Based on Dodge Challenger R/T
This big, retro two-door coupe seats five. It's offered with a choice of V-6 or V-8 power, and it is also available in high-performance SRT8 392 form with a 470-horsepower V-8 engine. Competitors include the Ford Mustang and Chevrolet Camaro.(Skip to details on the: SRT8 392)New for 2013The... Read Full Report
What We Like
What We Don't Like
Editor's note: This review was written in November 2011 about the 2012 Dodge Challenger. Little of substance has changed with this year's model. To see what's new for 2013, click here, or check out a side-by-side comparison of the two model years. The 2012 Dodge Challenger is the kind of car that can bring a smile to the face of even the most jaded car enthusiast. Try as you migh... Read full review for the 2013 Dodge Challenger
Average based on 65 reviewsWrite a Review
I will get to the points that describe the 2013 Challenger that I recently bought. First, it is as close as any muscle car manufacturer has came to looking like the original that it was named after. I... Read Full Review
Roadside Assistance Coverage
What you should get in your warranty can be confusing. Make sure you are informed.
Often called a basic warranty or new-vehicle warranty, a bumper-to-bumper policy covers components like air conditioning, audio systems, vehicle sensors, fuel systems and major electrical components. Most policies exclude regular maintenance like fluid top offs and oil changes, but a few brands have separate free-maintenance provisions, and those that do offer them is slowly rising. Bumper-to-bumper warranties typically expire faster than powertrain warranties.
Don't be misled a 10-year or 100,000-mile powertrain warranty doesn't promise a decade of free repairs for your car. It typically covers just the engine and transmission, along with any other moving parts that lead to the wheels, like the driveshaft and constant velocity joints. Some automakers also bundle seat belts and airbags into their powertrain warranties. With a few exceptions, powertrain warranties don't cover regular maintenance like engine tuneups and tire rotations.
Some automakers include roadside assistance with their bumper-to-bumper or powertrain warranties, while others have separate policies. These programs cover anything from flat-tire changes and locksmith services to jump-starts and towing. Few reimburse incidental costs like motel rooms (if you have to wait for repairs).
Free Scheduled Maintenance

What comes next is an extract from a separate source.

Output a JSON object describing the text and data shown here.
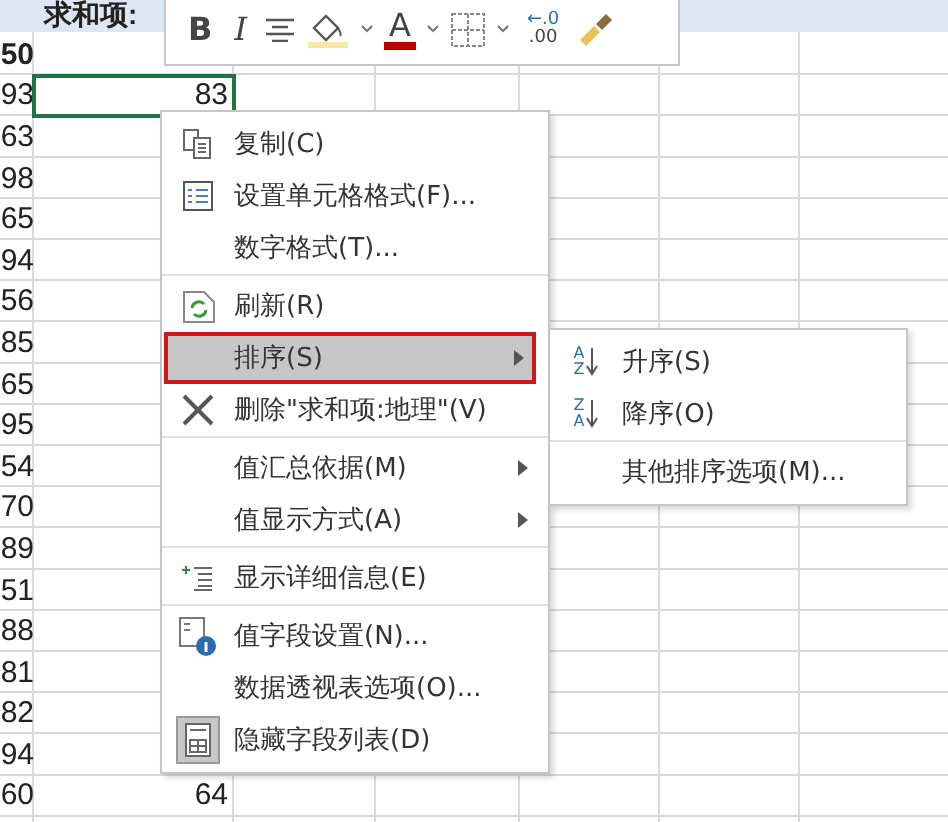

Some automakers include free scheduled maintenance for items such as oil changes, air filters and tire rotations. Some include consumables including brake pads and windshield wipers; others do not. They are typically for the first couple of years of ownership of a new car.